Standard

Well, I guess that’s not really true. You can get a reverse-mortgage. If you own a house with enough equity. Or you can pull equity out of other real estate you might own. Or borrow from relatives.

What I should say is you don’t want to get a loan for retirement. It sort of goofs up the low-stress time we’re trying to create for our golden years, having to worry about paying back a loan or destroying equity.

LET YOUR KIDS OR GRAND-KIDS PAY FOR THEIR EDUCATION

I know, I know. It sounds heartless but it’s true. You offspring can, and should, get a loan for their education. It’s a great investment. Probably the very best one they’ll make their whole lives. If you haven’t already seen this famous chart form the Bureau of Labor Statistics, here’s the summary:

Median Weekly Income (annual):

High School Grad: $668 ($34,735)

College Grad: $1101 ($57,252)

Advanced Degree: $1386 ($72,072)

It’s real easy to multiply these numbers over a 40-year career. The basic bachelor’s degree earner gets $900,000 more over their working life than a high school-only grad. The advanced degree person gets $1.49 million more!

Can the kids afford it or what?! According to The College Board, the average cost, per year, of state college for a resident is about $8,900. Over four years that’s $35,600. Remember, that person will average an extra $900k in lifetime income. Return? Subtracting the college cost: $864,400 or 2,428 percent! That’s a huge return on investment.

(Here’s the link to the BLS data.)

Plus, there are many ways to make this great investment into education:

  • loans
  • work studies and other jobs
  • grants
  • scholarships
  • accounts like Education IRAs and 529 plans (funded from gifts)
  • service agreements (e.g. Peace Corp, ROTC, military)
  • local community college then transfer to a university
  • tax credits and probably more ways

Now, back to retirement, can we get grants and scholarships to pay for it? Of course not. So, if we have to make a choice, the higher priority is our retirement. Not that we don’t want to pay for the kids but we may not have the resources. And they’ll be just fine with that extra million or million-and-a-half.

This advice comes with a big caveat: If you have several million already for your retirement you can probably spring for education costs.
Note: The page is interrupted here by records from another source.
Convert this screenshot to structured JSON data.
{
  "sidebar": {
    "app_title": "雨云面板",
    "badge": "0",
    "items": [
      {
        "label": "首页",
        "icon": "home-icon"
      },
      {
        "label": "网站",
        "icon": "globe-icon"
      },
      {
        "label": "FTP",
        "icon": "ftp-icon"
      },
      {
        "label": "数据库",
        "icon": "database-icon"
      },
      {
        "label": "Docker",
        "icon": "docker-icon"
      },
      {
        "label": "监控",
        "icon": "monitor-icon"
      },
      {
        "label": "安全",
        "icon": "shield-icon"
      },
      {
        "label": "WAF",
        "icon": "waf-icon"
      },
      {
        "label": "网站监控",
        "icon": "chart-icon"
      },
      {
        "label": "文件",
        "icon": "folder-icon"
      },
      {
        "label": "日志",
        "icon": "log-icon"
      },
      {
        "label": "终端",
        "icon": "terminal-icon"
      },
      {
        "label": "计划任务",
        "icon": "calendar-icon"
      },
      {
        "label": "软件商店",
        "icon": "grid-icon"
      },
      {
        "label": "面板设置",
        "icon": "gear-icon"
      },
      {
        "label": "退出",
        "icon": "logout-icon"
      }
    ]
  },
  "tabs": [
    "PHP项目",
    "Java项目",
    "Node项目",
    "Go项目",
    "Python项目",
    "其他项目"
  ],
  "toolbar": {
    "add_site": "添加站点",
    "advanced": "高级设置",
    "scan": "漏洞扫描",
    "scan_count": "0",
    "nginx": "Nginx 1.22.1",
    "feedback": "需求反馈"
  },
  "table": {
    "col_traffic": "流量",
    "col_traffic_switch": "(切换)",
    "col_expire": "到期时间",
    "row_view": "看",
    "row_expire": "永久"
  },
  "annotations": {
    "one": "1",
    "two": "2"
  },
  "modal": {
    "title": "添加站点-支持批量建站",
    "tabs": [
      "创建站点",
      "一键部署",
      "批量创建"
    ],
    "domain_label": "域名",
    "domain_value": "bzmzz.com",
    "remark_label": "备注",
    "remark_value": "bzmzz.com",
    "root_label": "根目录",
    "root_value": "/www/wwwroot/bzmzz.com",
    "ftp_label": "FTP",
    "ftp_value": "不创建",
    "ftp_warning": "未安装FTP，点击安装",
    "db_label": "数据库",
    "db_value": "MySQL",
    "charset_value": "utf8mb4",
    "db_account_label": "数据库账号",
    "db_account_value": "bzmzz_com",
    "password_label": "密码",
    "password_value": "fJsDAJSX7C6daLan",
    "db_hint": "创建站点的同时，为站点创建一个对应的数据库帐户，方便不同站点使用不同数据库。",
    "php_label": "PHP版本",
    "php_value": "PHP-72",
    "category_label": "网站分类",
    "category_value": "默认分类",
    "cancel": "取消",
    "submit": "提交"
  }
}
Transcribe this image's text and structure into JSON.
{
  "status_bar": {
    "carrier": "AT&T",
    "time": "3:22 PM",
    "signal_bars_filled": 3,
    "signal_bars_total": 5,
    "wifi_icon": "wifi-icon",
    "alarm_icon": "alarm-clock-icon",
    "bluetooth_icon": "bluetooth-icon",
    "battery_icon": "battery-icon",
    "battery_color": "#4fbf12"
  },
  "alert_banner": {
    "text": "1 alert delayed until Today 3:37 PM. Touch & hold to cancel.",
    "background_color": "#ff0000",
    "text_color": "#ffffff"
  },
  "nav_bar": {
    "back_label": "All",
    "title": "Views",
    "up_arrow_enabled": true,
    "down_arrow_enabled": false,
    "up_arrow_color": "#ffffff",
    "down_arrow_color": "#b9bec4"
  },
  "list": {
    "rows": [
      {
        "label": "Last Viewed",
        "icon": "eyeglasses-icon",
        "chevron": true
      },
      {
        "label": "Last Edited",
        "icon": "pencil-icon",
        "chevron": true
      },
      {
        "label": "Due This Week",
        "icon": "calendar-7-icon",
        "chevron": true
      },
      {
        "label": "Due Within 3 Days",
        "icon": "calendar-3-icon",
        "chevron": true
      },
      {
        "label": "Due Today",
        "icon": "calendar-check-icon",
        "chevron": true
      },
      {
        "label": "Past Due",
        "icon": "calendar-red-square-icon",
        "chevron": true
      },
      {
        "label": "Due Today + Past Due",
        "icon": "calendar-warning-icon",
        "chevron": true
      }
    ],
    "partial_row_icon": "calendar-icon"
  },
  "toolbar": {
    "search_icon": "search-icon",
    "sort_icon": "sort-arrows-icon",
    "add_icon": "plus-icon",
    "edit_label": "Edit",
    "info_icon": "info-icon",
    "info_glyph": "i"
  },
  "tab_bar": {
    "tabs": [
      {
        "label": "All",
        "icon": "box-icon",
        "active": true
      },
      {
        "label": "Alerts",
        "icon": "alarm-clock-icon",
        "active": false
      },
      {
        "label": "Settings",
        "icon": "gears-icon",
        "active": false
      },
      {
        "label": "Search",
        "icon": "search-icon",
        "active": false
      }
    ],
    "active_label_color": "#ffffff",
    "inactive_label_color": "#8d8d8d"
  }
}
Some folks do and that’s wonderful. Pay up. Your grand/kids will always remember it and be grateful. And probably earn a lot more lifetime income from your generosity.

 

 

Advertisements